====== SUPPLIED DATA ======
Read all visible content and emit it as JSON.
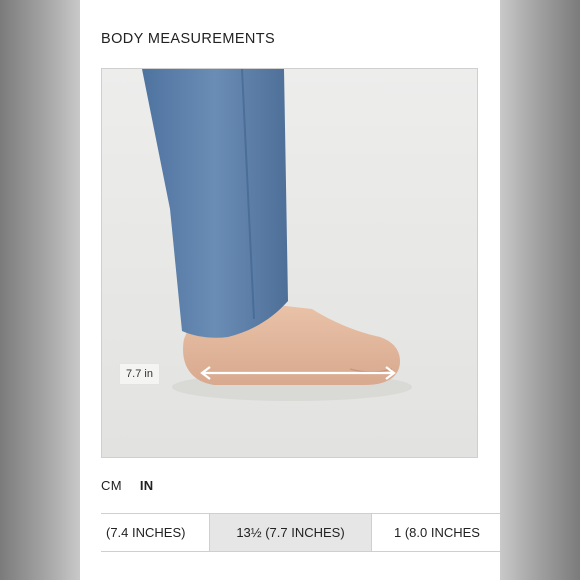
{
  "panel": {
    "title": "BODY MEASUREMENTS"
  },
  "image": {
    "measurement_label": "7.7 in",
    "subject": "foot-with-length-arrow"
  },
  "units": {
    "options": [
      "CM",
      "IN"
    ],
    "selected": "IN"
  },
  "sizes": {
    "items": [
      "(7.4 INCHES)",
      "13½ (7.7 INCHES)",
      "1 (8.0 INCHES"
    ],
    "selected_index": 1
  },
  "colors": {
    "selected_size_bg": "#e6e6e6",
    "denim": "#5a7ea8",
    "skin": "#e3b9a0",
    "background": "#ebebea"
  }
}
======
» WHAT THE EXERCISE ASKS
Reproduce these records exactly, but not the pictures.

» TASK ANSWER
Read all visible content and emit it as JSON.
{
  "panel": {
    "title": "BODY MEASUREMENTS"
  },
  "image": {
    "measurement_label": "7.7 in",
    "subject": "foot-with-length-arrow"
  },
  "units": {
    "options": [
      "CM",
      "IN"
    ],
    "selected": "IN"
  },
  "sizes": {
    "items": [
      "(7.4 INCHES)",
      "13½ (7.7 INCHES)",
      "1 (8.0 INCHES"
    ],
    "selected_index": 1
  },
  "colors": {
    "selected_size_bg": "#e6e6e6",
    "denim": "#5a7ea8",
    "skin": "#e3b9a0",
    "background": "#ebebea"
  }
}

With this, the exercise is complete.